Let's pick this example blockheader-hashing in Python:
from hashlib import sha256 import hashlib header = "0000002066720b99e07d284bd4fe67ff8c49a5db1dd8514fcdab610000000000000000007829844f4c3a41a537b3131ca992643eaa9d093b2383e4cdc060ad7dc548118751eb505ac1910018de19b302".decode('hex') print sha256(sha256(header).digest()).digest()[::-1].encode('hex') // result is 00000000000000000020cf2bdc6563fb25c424af588d5fb7223461e72715e4a9
I know that it's part of the protocol and otherwise, a block will not be accepted, but:
- Why do we not accept a hash that ends with all those zeros? Is it because it's easier for a program to calculate
if hash < expected_hash?

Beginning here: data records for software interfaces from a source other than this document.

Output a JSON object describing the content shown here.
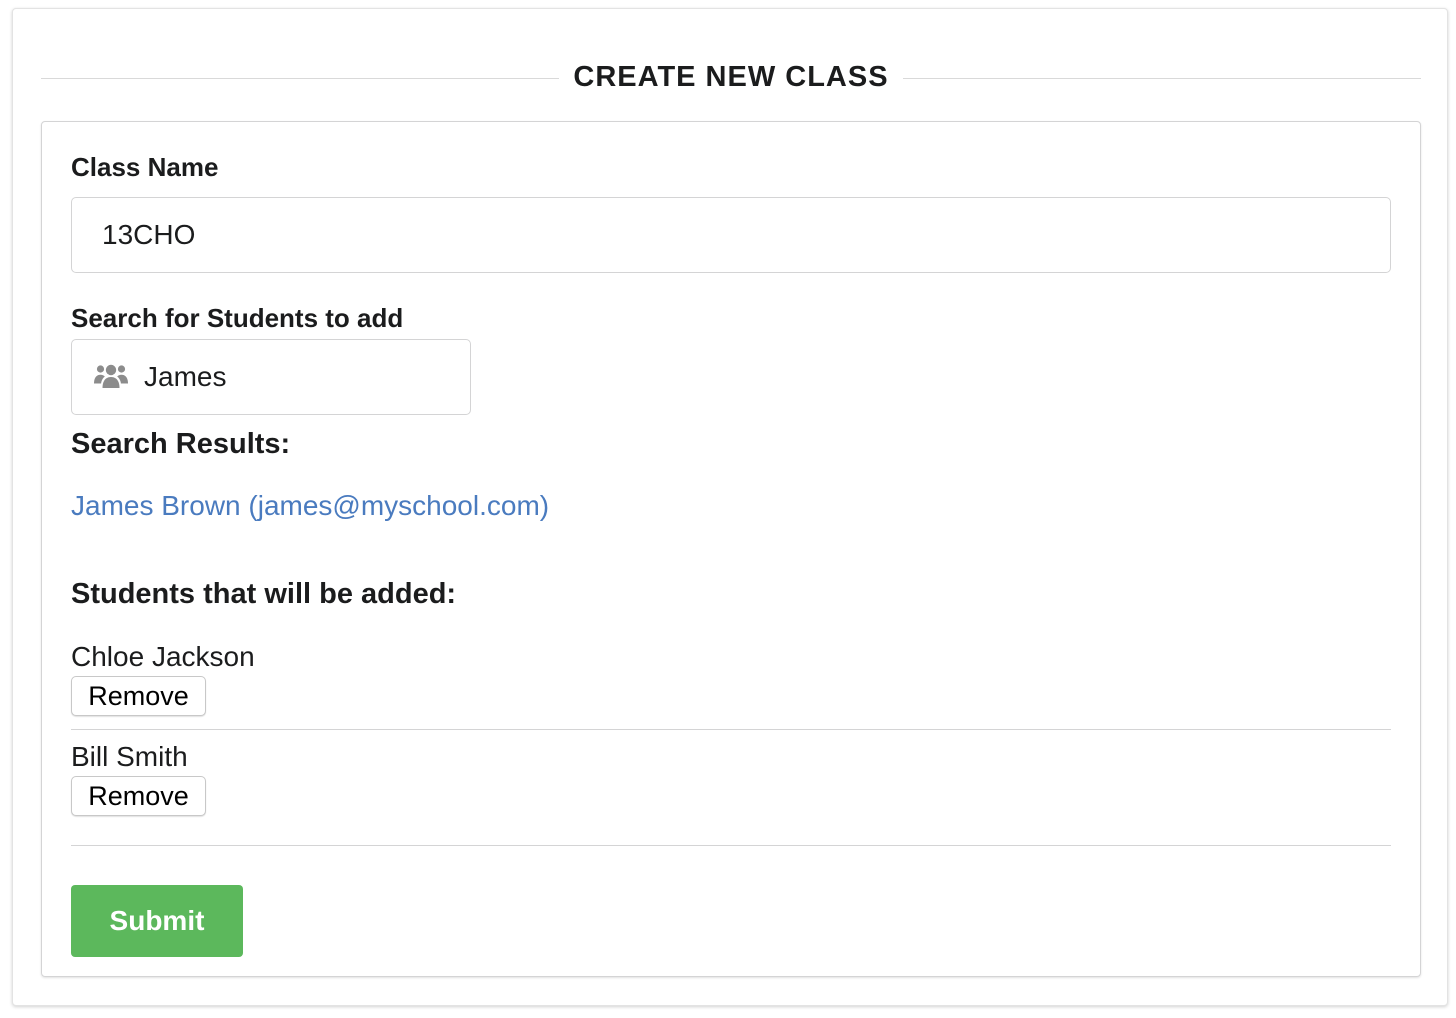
{
  "header": {
    "title": "CREATE NEW CLASS"
  },
  "form": {
    "class_name_label": "Class Name",
    "class_name_value": "13CHO",
    "search_label": "Search for Students to add",
    "search_value": "James",
    "search_icon": "users-icon",
    "results_heading": "Search Results:",
    "results": [
      {
        "text": "James Brown (james@myschool.com)"
      }
    ],
    "added_heading": "Students that will be added:",
    "students": [
      {
        "name": "Chloe Jackson",
        "remove_label": "Remove"
      },
      {
        "name": "Bill Smith",
        "remove_label": "Remove"
      }
    ],
    "submit_label": "Submit"
  },
  "colors": {
    "link": "#4a7bbf",
    "submit": "#5cb85c",
    "icon": "#8c8c8c"
  }
}
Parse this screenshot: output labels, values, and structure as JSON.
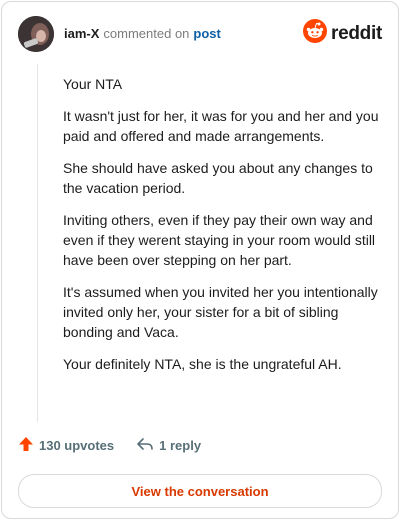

- But in this case, I don't understand why do we do not simply accept a hash
sha256(sha256(header).digest()).digest().encode('hex')that is lower than the expected hash? The probability to get that should be as high as the inversed one.
So what's the reason of inversing it?